All sprinklers are required to have a Sprinkler Identification Number (SIN). The SIN is comprised of one or two letters followed by three or four numbers. The requirement for this SIN is found in NFPA 13, Installation of Automatic Sprinklers, as well as UL and FM sprinkler product standards. This requirement was implemented as of January 1, 2001. Therefore, sprinklers manufactured prior to 2001 may not have this mark on them.


sample SIN: RA7216

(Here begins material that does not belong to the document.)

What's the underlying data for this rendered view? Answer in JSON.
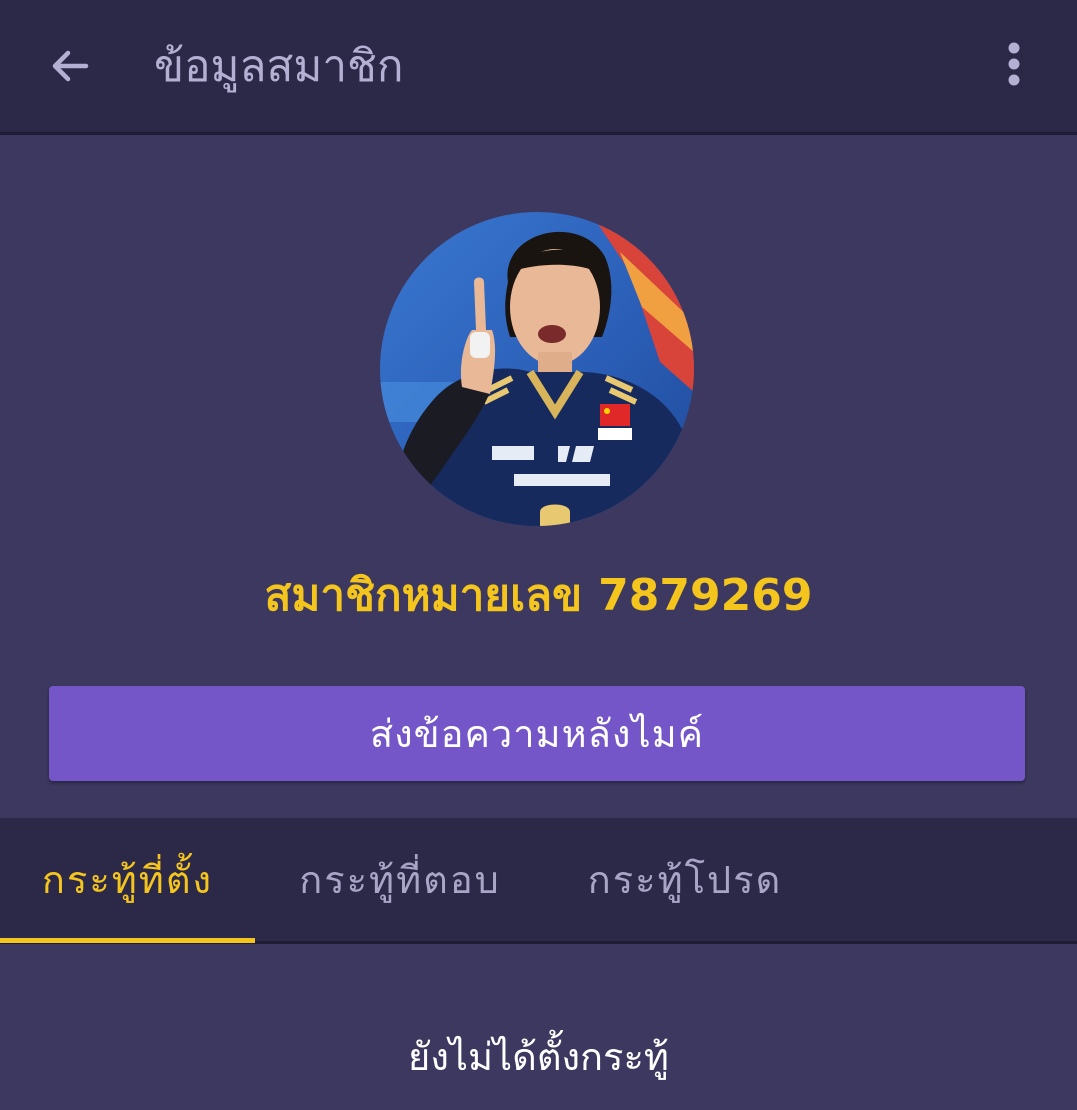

.The goal behind the use of the SIN is to ensure proper use of the sprinklers in the field. Specifiers, design engineers, and layout technicians can check the proposed use of a sprinkler against its capabilities. In addition, the SIN can be used after a system has been installed to assist inspectors in determining if a system is adequate. On a long term basis the SIN can help with proper replacement sprinklers when they are necessary. Previously, sprinkler markings were not especially helpful to anyone trying to identify the type of sprinkler with which they were dealing.

The original concept of the SIN was to create a unified model numbering system to assist the end user and authorities with easy identification in the field. However, this was soon realized to be impractical. The vast number of variations and the fact that the same product could have different classifications from different laboratories prohibited this concept from proceeding.
Every change in orifice size, response classification, distribution characteristic, and maximum working pressure must be identified by a separate model number. This system has not been established to create uniformity of model numbers among the manufacturers. For example, Model AB120 could be one manufacturer’s standard response K-5.6 (K-80 metric) upright spray sprinkler, while Model BC120 could be another manufacturer’s K-14 (K-200 metric) pendent ESFR.

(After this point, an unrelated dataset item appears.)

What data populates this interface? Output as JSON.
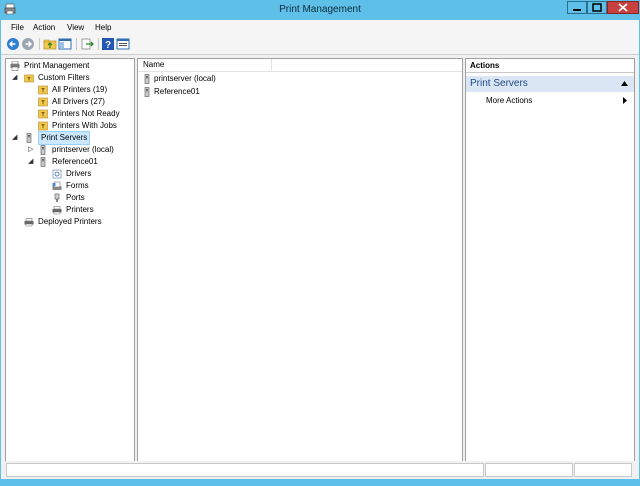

The letters in the SIN represent the manufacturer of the sprinkler. Their one or two letter code must be registered with the International Fire Sprinkler Association at Each manufacturer is permitted a maximum of two different letter designations. However, there are also limitations on the possible letter combinations. First, the letters are limited to the English alphabet. Also, there is a list of letter(s) (shown in the table below) that are prohibited due to conflicts with established acronyms relative to the fire sprinkler industry (such as laboratories, K-factors, sprinkler orientations or hazards).

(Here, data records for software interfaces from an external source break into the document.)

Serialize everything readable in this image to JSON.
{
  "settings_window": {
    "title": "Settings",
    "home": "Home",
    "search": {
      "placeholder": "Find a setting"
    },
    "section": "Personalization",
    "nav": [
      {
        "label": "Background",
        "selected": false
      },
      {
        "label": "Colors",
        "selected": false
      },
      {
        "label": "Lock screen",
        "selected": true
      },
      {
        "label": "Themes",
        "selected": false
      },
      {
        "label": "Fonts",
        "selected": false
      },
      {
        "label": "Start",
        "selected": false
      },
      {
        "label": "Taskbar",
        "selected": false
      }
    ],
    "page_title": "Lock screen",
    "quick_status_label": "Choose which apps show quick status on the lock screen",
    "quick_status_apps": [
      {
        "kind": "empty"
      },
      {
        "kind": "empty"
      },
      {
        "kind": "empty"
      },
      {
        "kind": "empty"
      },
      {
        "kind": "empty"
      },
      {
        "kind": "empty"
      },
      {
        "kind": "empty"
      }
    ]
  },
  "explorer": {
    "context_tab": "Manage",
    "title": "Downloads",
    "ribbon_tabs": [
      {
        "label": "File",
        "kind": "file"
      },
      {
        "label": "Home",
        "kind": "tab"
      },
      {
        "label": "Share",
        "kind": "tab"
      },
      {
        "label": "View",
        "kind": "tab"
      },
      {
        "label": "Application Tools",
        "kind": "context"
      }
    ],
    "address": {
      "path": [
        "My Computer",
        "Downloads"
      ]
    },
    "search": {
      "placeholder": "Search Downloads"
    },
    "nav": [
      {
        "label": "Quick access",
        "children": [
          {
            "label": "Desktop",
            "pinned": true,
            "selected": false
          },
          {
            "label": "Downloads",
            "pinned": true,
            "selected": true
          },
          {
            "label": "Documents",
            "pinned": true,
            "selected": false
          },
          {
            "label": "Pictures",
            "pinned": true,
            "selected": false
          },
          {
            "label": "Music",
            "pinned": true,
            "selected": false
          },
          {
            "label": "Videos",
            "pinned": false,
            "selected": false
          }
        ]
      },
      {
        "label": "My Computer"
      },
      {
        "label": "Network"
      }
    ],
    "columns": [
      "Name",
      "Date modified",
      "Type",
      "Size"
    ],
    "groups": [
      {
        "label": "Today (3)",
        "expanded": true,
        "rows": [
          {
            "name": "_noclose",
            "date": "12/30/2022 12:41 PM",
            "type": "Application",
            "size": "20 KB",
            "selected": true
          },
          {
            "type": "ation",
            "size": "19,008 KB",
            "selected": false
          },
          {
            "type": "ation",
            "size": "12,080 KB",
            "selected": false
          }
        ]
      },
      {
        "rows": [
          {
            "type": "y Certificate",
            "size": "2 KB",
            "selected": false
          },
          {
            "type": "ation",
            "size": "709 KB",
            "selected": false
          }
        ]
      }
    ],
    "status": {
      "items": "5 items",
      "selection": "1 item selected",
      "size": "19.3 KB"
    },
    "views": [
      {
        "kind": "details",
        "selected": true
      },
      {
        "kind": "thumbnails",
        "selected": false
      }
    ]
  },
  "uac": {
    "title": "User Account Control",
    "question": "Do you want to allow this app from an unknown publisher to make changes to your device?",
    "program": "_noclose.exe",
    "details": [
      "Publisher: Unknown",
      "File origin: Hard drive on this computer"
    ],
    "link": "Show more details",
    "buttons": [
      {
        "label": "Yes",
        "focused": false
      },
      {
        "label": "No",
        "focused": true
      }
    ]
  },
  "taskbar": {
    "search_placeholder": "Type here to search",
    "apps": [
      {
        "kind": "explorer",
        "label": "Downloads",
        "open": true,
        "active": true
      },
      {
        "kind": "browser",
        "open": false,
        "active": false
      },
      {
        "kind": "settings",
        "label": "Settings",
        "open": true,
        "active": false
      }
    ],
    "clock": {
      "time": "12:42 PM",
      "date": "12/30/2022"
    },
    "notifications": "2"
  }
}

The three or four numbers are the model numbers and are set by the manufacturer themselves. Some manufacturers use each digit to represent a characteristic of the sprinkler, while others use it strictly as a cataloging number.